Let’s face it. Managing email on a mobile device kind of sucks. It’s nearly impossible to find archived messages, let alone seamlessly connecting to one’s calendar, contacts or other third-party services such as Dropbox, LinkedIn or Facebook.
The whole thing just seems ready for a refresh.
Gordon Mangione, a tech industry veteran who worked as a corporate vice president at Microsoft from 1996 to 2005, leading efforts for SQL Server and Exchange Server, feels your pain. And his new Seattle area startup company, Tipbit, just scored $4 million in series A financing from Ignition Partners to help solve this nagging problem.
Tipbit’s secret sauce includes a personalized search engine that allows email users to find relevant information, say an archived email about a lunch meeting or a Facebook thread connected to a key topic. It indexes everything, essentially putting your entire email mailbox — as well as documents from Dropbox and other services — in the cloud.
“We are able to index all of this information, and present to you … everything that is relevant to that email and allow you to respond to it efficiently,” said Mangione, adding that email is the first app most people use when they wake up in the morning and the last one they check before going to bed.
“It’s hard to do email,” said Mangione. “I know this first-hand from running the Exchange team…. Email is the oxygen by which companies breathe and you got to get it right…. It’s a hard problem, but I like it since it is a barrier to entry for other folks to really get into the space.”
Even though it is a hard problem to solve, there are plenty of startups trying to reinvent email for the savvy smartphone users.
Competitors include Boxer, SeedMail and CloudMagic — the latter being the company that Mangione says most closely resembles Tipbit. Just last year, the market was validated when Dropbox paid a reported $100 million to buy messaging app Mailbox. The year before Google gobbled up email app maker Sparrow.

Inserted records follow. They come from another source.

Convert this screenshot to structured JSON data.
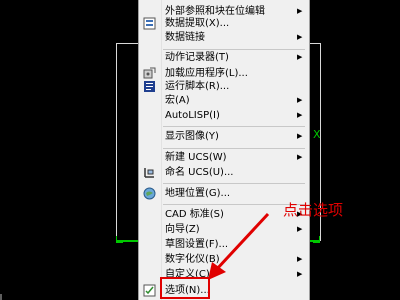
{
  "menu": {
    "items": [
      {
        "label": "外部参照和块在位编辑",
        "submenu": true,
        "icon": ""
      },
      {
        "label": "数据提取(X)...",
        "submenu": false,
        "icon": "data-extract-icon"
      },
      {
        "label": "数据链接",
        "submenu": true,
        "icon": ""
      },
      {
        "label": "动作记录器(T)",
        "submenu": true,
        "icon": ""
      },
      {
        "label": "加载应用程序(L)...",
        "submenu": false,
        "icon": "load-app-icon"
      },
      {
        "label": "运行脚本(R)...",
        "submenu": false,
        "icon": "run-script-icon"
      },
      {
        "label": "宏(A)",
        "submenu": true,
        "icon": ""
      },
      {
        "label": "AutoLISP(I)",
        "submenu": true,
        "icon": ""
      },
      {
        "label": "显示图像(Y)",
        "submenu": true,
        "icon": ""
      },
      {
        "label": "新建 UCS(W)",
        "submenu": true,
        "icon": ""
      },
      {
        "label": "命名 UCS(U)...",
        "submenu": false,
        "icon": "named-ucs-icon"
      },
      {
        "label": "地理位置(G)...",
        "submenu": false,
        "icon": "geolocation-icon"
      },
      {
        "label": "CAD 标准(S)",
        "submenu": true,
        "icon": ""
      },
      {
        "label": "向导(Z)",
        "submenu": true,
        "icon": ""
      },
      {
        "label": "草图设置(F)...",
        "submenu": false,
        "icon": ""
      },
      {
        "label": "数字化仪(B)",
        "submenu": true,
        "icon": ""
      },
      {
        "label": "自定义(C)",
        "submenu": true,
        "icon": ""
      },
      {
        "label": "选项(N)...",
        "submenu": false,
        "icon": "options-icon"
      }
    ]
  },
  "annotation": {
    "text": "点击选项",
    "color": "#e00000"
  },
  "drawing": {
    "axis_mark": "X"
  },
  "colors": {
    "menu_bg": "#f0f0f0",
    "canvas_bg": "#000000",
    "drawing_line": "#00c800",
    "annotation": "#e00000"
  }
}
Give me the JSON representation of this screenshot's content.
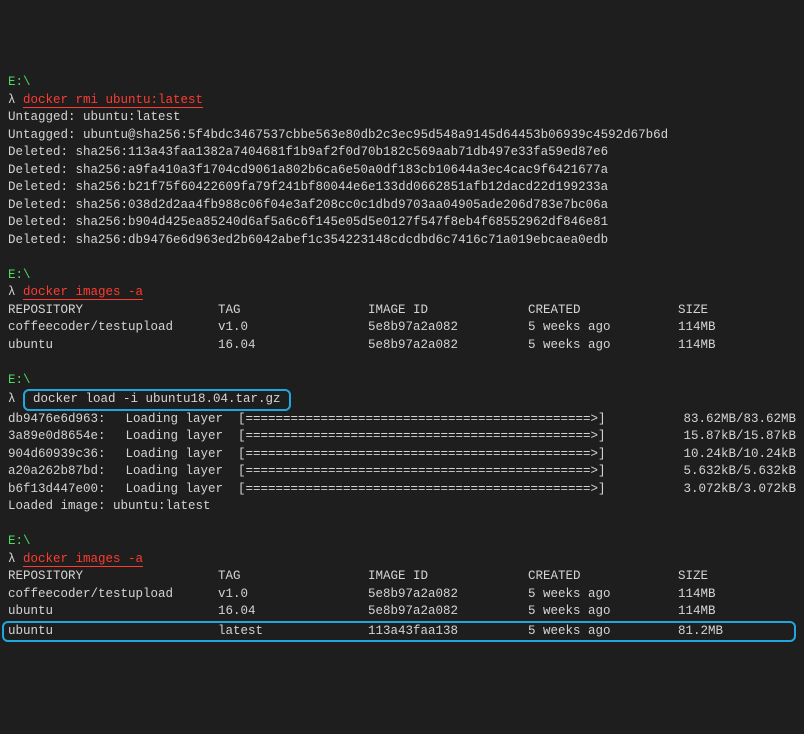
{
  "blocks": [
    {
      "cwd": "E:\\",
      "prompt": "λ ",
      "cmd": "docker rmi ubuntu:latest",
      "cmdStyle": "red",
      "output": [
        "Untagged: ubuntu:latest",
        "Untagged: ubuntu@sha256:5f4bdc3467537cbbe563e80db2c3ec95d548a9145d64453b06939c4592d67b6d",
        "Deleted: sha256:113a43faa1382a7404681f1b9af2f0d70b182c569aab71db497e33fa59ed87e6",
        "Deleted: sha256:a9fa410a3f1704cd9061a802b6ca6e50a0df183cb10644a3ec4cac9f6421677a",
        "Deleted: sha256:b21f75f60422609fa79f241bf80044e6e133dd0662851afb12dacd22d199233a",
        "Deleted: sha256:038d2d2aa4fb988c06f04e3af208cc0c1dbd9703aa04905ade206d783e7bc06a",
        "Deleted: sha256:b904d425ea85240d6af5a6c6f145e05d5e0127f547f8eb4f68552962df846e81",
        "Deleted: sha256:db9476e6d963ed2b6042abef1c354223148cdcdbd6c7416c71a019ebcaea0edb"
      ]
    },
    {
      "cwd": "E:\\",
      "prompt": "λ ",
      "cmd": "docker images -a",
      "cmdStyle": "red",
      "table": {
        "headers": [
          "REPOSITORY",
          "TAG",
          "IMAGE ID",
          "CREATED",
          "SIZE"
        ],
        "rows": [
          [
            "coffeecoder/testupload",
            "v1.0",
            "5e8b97a2a082",
            "5 weeks ago",
            "114MB"
          ],
          [
            "ubuntu",
            "16.04",
            "5e8b97a2a082",
            "5 weeks ago",
            "114MB"
          ]
        ]
      }
    },
    {
      "cwd": "E:\\",
      "prompt": "λ ",
      "cmd": "docker load -i ubuntu18.04.tar.gz",
      "cmdStyle": "blue",
      "layers": [
        {
          "id": "db9476e6d963",
          "txt": "Loading layer",
          "bar": "[==============================================>]",
          "size": "83.62MB/83.62MB"
        },
        {
          "id": "3a89e0d8654e",
          "txt": "Loading layer",
          "bar": "[==============================================>]",
          "size": "15.87kB/15.87kB"
        },
        {
          "id": "904d60939c36",
          "txt": "Loading layer",
          "bar": "[==============================================>]",
          "size": "10.24kB/10.24kB"
        },
        {
          "id": "a20a262b87bd",
          "txt": "Loading layer",
          "bar": "[==============================================>]",
          "size": "5.632kB/5.632kB"
        },
        {
          "id": "b6f13d447e00",
          "txt": "Loading layer",
          "bar": "[==============================================>]",
          "size": "3.072kB/3.072kB"
        }
      ],
      "loaded": "Loaded image: ubuntu:latest"
    },
    {
      "cwd": "E:\\",
      "prompt": "λ ",
      "cmd": "docker images -a",
      "cmdStyle": "red",
      "table": {
        "headers": [
          "REPOSITORY",
          "TAG",
          "IMAGE ID",
          "CREATED",
          "SIZE"
        ],
        "rows": [
          [
            "coffeecoder/testupload",
            "v1.0",
            "5e8b97a2a082",
            "5 weeks ago",
            "114MB"
          ],
          [
            "ubuntu",
            "16.04",
            "5e8b97a2a082",
            "5 weeks ago",
            "114MB"
          ]
        ],
        "highlightRow": [
          "ubuntu",
          "latest",
          "113a43faa138",
          "5 weeks ago",
          "81.2MB"
        ]
      }
    }
  ]
}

“I think the winner in this space is going to have to do it all, and that’s why we started with a great back-end search,” said Mangione. “To be effective with email, you need to deliver it in a single client, and you need to be able to do it with with an effective user experience, or people are just not going to use it.”
Mangione thinks now is the time to reinvent the category, noting that number of emails being opened on mobile devices has crossed 50 percent. Even so, he said that many smartphone users utilize three or four mail apps, just to complete basic tasks, such as Mailbox to filter messages and the native email client to search.
“We all love love the fact that we can use our phones to read email, and we love the fact that we can get access to information no matter where we are, yet we are highly inefficient on the devices,” said Mangione. “We are trying to do things the same way we did on our desktops, on our mobile devices, and frankly it just doesn’t work.”
Mangione, who after Microsoft worked alongside Ignition’s Frank Artale at XenSource, said they are setting out to make users more productive on phones by allowing them to efficiently manage email as it arrives. They plan to differentiate from the competition by focusing on Microsoft Exchange — an area where Mangione has plenty of experience — and through a more robust search offering that connects with a variety of services.
The Tipbit app is free, with a second-generation product being introduced into Apple’s App Store today. The six-person company, which plans to expand to 20 folks later this year, plans to develop an Android app in the coming months. It is also working on an iPad version of the app.
Tipbit plans to make money by selling to businesses, allowing them to connect data and applications to the Tipbit app. Mangione said that will make employees more productive, and because of that he thinks the app will drive viral adoption.
Total funding in Tipbit, which raised a small angel round from Ignition and Andreessen Horowitz last year, now stands at $6.5 million.